Roman Deniskin, head of Severstal-Resource, argued that the development of Tavan-Tolgoi would raise Mongolia’s GDP by 25% percent. “However, it remains who owns the rights to develop the deposit, this is why there were no investments in Tavan-Tolgoi,” he said. In response, Mongolia’s Industry and Trade Minister Bazarsad Jargalsaikhan said the government had received good offers from Chinese and Japanese firms seeking to develop Mongolia’s mining sector, but none from Russian companies so far (Rossiiskaya gazeta, July 13).
Meanwhile, Fradkov also urged both sides to improve the efficiency of the Erdenet, Mongolrostsvet, and the Ulan-Bator Railway joint ventures, which he described as “flagships of Russian-Mongolian cooperation,” Fradkov said (Itar-Tass, July 11).
As a legacy of close bilateral ties during the Soviet era, Russia still has more than 200 joint ventures in Mongolia, with Erdenet Mining and the Ulan-Bator Railway topping the list. Russia holds a 49% stake in Mongolia’s major copper producer, Erdenet, and Mongoltsvetmet joint ventures.

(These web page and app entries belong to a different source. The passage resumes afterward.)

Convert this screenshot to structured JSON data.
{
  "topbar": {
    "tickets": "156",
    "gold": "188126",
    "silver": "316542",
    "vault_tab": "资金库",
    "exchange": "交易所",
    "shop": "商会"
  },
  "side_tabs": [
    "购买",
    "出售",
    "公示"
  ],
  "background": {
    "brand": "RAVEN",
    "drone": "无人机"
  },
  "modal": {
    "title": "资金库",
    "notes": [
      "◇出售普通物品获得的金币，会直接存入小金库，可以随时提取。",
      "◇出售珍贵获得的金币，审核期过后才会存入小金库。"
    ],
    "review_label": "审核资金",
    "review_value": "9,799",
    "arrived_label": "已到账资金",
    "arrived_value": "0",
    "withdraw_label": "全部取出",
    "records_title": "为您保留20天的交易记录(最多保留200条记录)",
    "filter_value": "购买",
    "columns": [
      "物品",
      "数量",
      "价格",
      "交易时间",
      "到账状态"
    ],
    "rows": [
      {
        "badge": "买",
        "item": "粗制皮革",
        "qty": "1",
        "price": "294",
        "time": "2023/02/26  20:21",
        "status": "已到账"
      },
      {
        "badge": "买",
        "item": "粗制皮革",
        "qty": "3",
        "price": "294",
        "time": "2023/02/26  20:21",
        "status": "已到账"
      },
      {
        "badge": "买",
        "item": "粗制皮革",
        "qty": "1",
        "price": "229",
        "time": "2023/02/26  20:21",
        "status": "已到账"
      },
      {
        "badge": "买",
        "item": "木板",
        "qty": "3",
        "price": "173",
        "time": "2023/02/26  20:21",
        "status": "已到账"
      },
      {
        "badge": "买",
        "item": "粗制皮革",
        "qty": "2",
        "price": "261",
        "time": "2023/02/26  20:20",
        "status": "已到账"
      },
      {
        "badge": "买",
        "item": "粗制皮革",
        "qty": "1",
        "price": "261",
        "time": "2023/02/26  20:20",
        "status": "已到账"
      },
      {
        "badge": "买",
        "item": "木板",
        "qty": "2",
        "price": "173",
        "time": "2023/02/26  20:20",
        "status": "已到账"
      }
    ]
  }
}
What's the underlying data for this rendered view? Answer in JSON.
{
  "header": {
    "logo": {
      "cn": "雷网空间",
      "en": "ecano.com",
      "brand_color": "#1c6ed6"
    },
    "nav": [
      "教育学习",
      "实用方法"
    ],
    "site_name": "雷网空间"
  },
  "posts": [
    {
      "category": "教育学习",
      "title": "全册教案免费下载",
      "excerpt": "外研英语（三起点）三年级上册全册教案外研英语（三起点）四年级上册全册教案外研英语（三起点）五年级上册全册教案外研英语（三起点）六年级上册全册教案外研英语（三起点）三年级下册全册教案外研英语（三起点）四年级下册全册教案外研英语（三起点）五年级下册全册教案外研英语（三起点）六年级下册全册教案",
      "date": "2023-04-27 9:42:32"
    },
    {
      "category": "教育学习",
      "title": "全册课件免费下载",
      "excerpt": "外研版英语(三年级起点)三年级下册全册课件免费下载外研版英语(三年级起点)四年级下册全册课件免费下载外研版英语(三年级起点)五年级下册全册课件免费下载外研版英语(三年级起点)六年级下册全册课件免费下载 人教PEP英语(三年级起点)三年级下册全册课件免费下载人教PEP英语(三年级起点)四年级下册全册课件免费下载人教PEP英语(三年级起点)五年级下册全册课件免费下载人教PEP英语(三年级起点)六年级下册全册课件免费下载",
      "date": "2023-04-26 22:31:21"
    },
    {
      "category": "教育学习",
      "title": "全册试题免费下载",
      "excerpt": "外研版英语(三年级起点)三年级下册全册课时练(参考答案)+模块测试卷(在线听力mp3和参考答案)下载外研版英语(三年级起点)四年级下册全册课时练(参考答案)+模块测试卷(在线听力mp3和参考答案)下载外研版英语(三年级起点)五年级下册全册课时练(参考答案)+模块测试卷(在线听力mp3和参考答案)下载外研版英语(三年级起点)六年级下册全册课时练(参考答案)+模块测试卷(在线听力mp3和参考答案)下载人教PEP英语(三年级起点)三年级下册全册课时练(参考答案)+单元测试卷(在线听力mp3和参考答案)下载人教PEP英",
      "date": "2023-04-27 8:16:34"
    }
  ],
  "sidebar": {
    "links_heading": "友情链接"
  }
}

There are 265 smaller joint ventures in Mongolia, with combined Russian investments of $20 million.
Mongolian Prime Minister Miegombyn Enkhbold reportedly hailed the good prospects for bilateral economic cooperation. However, he also said that Russian investments in Mongolia have been inadequate, a mere $46 million in the past 15 years (Rossiiskaya gazeta, July 13).
In recent years, the annual trade turnover between Russia and Mongolia has amounted to little more than $200 million (roughly one-tenth of Mongolia’s foreign trade), of which the bulk consisted of Russian petrochemical exports. Moscow’s ties with Mongolia appear to remain limited to border trade. The Russian Siberian regions are responsible for 70% of Russia’s overall trade with Mongolia, including some 80% of Russian exports, mainly petrochemicals.
In an apparent bid to increase and diversify bilateral trade, Russia and Mongolia signed an agreement on wheat supplies. According to the deal, Russia will deliver up to 40,000 tons of wheat, Agriculture Minister Alexei Gordeyev said, adding that it would be supplied from Russian state reserves and funded by a Russian loan (RIA-Novosti, July 11).
Mongolian officials also confirmed their continued interest in Russian energy supplies. “Our colleagues are interested in deliveries of oil and refining products,” Fradkov indicated in Mongolia (Itar-Tass, July 11).
In March 2005, Gazprombank, a subsidiary of the Russian state-controlled natural gas giant Gazprom, the government-owned foreign trade bank Vneshekonombank and the Czech Export Bank agreed to finance the $600 million project to build Mongolia’s first oil refinery. It is designed to refine 1.5 million metric tons of crude per year (30,000 barrels per day), while its first stage is expected to cost $350 million.
Yet despite official pledges and plans for major joint projects, Russian media outlets seem to remain skeptical. Cooperation between Russia and Mongolia has been slow, the official Rossiiskaya gazeta daily conceded on July 13.
When President Putin traveled to Mongolia in 2000, an agreement was signed to build an oil pipeline from Siberia to China through Mongolia. However, this project dropped into irrelevance as Moscow subsequently opted for the Japan-bound Taishet-Nakhodka route, with only a possible offshoot to China, not through Mongolia.
In the wake of the Soviet collapse in 1991, bilateral economic relations were overshadowed by Mongolia’s Soviet-era debt to Russia. In December 2003, the Russian government decided to write off all but $300 million of Mongolia’s 11.4 billion so-called convertible ruble debt to Russia, once valued at $11 billion. However, the debt write-off has so far failed to boost bilateral trade.